Gnanapavan S, Grant D, Morant S, Furby J, Hayton T, Teunissen CE, Leoni V, Marta M, Brenner R, Palace J, Miller DH, Kapoor R, Giovannoni G. Biomarker report from the phase II lamotrigine trial in secondary progressive MS – neurofilament as a surrogate of disease progression. PLoS One. 2013 Aug 1;8(8):e70019.
OBJECTIVE: Lamotrigine trial in SPMS was a randomised control trial to assess whether partial blockade of sodium channels has a neuroprotective effect. The current study was an additional study to investigate the value of neurofilament (NfH) and other biomarkers in predicting prognosis and/or response to treatment.
METHODS: SPMS patients who attended the NHNN or the Royal Free Hospital, UK, eligible for inclusion were invited to participate in the biomarker study. Primary outcome was whether lamotrigine would significantly reduce detectable serum NfH at 0-12, 12-24 and 0-24 months compared to placebo. Other serum/plasma and CSF biomarkers were also explored.
RESULTS: Treatment effect by comparing absolute changes in NfH between the lamotrigine and placebo group showed no difference, however based on serum lamotrigine adherence there was significant decline in NfH (NfH 12-24 months p=0.043, Nfh 0-24 months p=0.023). Serum NfH correlated with disability: walking times, 9-HPT (non-dominant hand), PASAT, z-score, MSIS-29 (psychological) and EDSS and MRI cerebral atrophy and MTR. Other biomarkers explored in this study were not found to be significantly associated, aside from that of plasma osteopontin.

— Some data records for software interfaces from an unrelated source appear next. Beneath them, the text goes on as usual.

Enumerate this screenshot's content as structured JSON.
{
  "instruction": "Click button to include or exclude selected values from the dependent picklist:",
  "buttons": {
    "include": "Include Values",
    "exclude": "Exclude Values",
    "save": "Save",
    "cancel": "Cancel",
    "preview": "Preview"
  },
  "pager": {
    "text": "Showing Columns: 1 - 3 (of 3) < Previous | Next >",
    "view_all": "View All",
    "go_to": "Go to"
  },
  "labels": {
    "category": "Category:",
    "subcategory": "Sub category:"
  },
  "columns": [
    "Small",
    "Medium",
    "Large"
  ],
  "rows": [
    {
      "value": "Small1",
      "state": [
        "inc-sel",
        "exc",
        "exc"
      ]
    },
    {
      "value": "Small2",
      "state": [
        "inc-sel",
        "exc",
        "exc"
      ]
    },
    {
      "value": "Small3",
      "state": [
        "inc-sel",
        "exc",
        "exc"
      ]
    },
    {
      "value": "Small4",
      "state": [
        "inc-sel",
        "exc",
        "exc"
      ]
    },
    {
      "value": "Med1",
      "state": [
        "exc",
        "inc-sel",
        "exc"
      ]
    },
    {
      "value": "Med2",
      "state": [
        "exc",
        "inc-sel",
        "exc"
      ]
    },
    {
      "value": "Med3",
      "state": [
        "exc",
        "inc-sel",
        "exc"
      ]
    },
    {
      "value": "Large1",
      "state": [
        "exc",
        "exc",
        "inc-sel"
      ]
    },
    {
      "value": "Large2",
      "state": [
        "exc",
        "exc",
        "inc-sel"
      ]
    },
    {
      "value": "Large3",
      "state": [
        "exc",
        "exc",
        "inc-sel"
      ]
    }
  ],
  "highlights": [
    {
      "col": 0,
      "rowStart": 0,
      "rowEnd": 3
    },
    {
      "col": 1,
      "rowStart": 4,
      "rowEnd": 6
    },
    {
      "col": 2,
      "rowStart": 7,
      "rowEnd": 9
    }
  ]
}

CONCLUSIONS: The relations between NfH and clinical scores of disability and MRI measures of atrophy and disease burden support NfH being a potential surrogate endpoint complementing MRI in neuroprotective trials and sample sizes for such trials are presented here. We did not observe a reduction in NfH levels between the Lamotrigine and placebo arms, however, the reduction in serum NfH levels based on lamotrigine adherence points to a possible neuroprotective effect of lamotrigine on axonal degeneration.
Time for some reflection:

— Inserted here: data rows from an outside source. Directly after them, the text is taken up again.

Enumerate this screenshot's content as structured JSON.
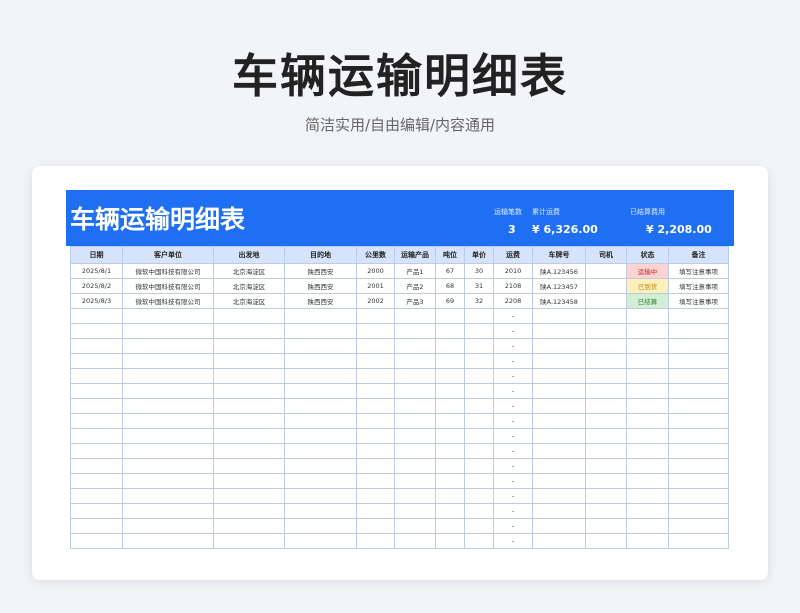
{
  "page": {
    "title": "车辆运输明细表",
    "subtitle": "简洁实用/自由编辑/内容通用"
  },
  "sheet": {
    "banner_title": "车辆运输明细表",
    "stats": [
      {
        "label": "运输笔数",
        "value": "3"
      },
      {
        "label": "累计运费",
        "value": "¥ 6,326.00"
      },
      {
        "label": "已结算费用",
        "value": "¥ 2,208.00"
      }
    ],
    "headers": [
      "日期",
      "客户单位",
      "出发地",
      "目的地",
      "公里数",
      "运输产品",
      "吨位",
      "单价",
      "运费",
      "车牌号",
      "司机",
      "状态",
      "备注"
    ],
    "rows": [
      {
        "date": "2025/8/1",
        "client": "微软中国科技有限公司",
        "origin": "北京海淀区",
        "dest": "陕西西安",
        "km": "2000",
        "product": "产品1",
        "tons": "67",
        "price": "30",
        "fee": "2010",
        "plate": "陕A.123456",
        "driver": "",
        "status": "运输中",
        "status_color": "#fbd3d3",
        "note": "填写注意事项"
      },
      {
        "date": "2025/8/2",
        "client": "微软中国科技有限公司",
        "origin": "北京海淀区",
        "dest": "陕西西安",
        "km": "2001",
        "product": "产品2",
        "tons": "68",
        "price": "31",
        "fee": "2108",
        "plate": "陕A.123457",
        "driver": "",
        "status": "已到货",
        "status_color": "#fdf0b8",
        "note": "填写注意事项"
      },
      {
        "date": "2025/8/3",
        "client": "微软中国科技有限公司",
        "origin": "北京海淀区",
        "dest": "陕西西安",
        "km": "2002",
        "product": "产品3",
        "tons": "69",
        "price": "32",
        "fee": "2208",
        "plate": "陕A.123458",
        "driver": "",
        "status": "已结算",
        "status_color": "#d2efd5",
        "note": "填写注意事项"
      }
    ],
    "empty_row_fee": "-",
    "empty_row_count": 16
  }
}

“Jet lagged and holed-up on my own in a dark hotel room in Washington DC, I can’t help but reflect on the journey that has gotten us to this point. The Robert Frost poem, which I studied when I was in high school, sums up my mood very well.”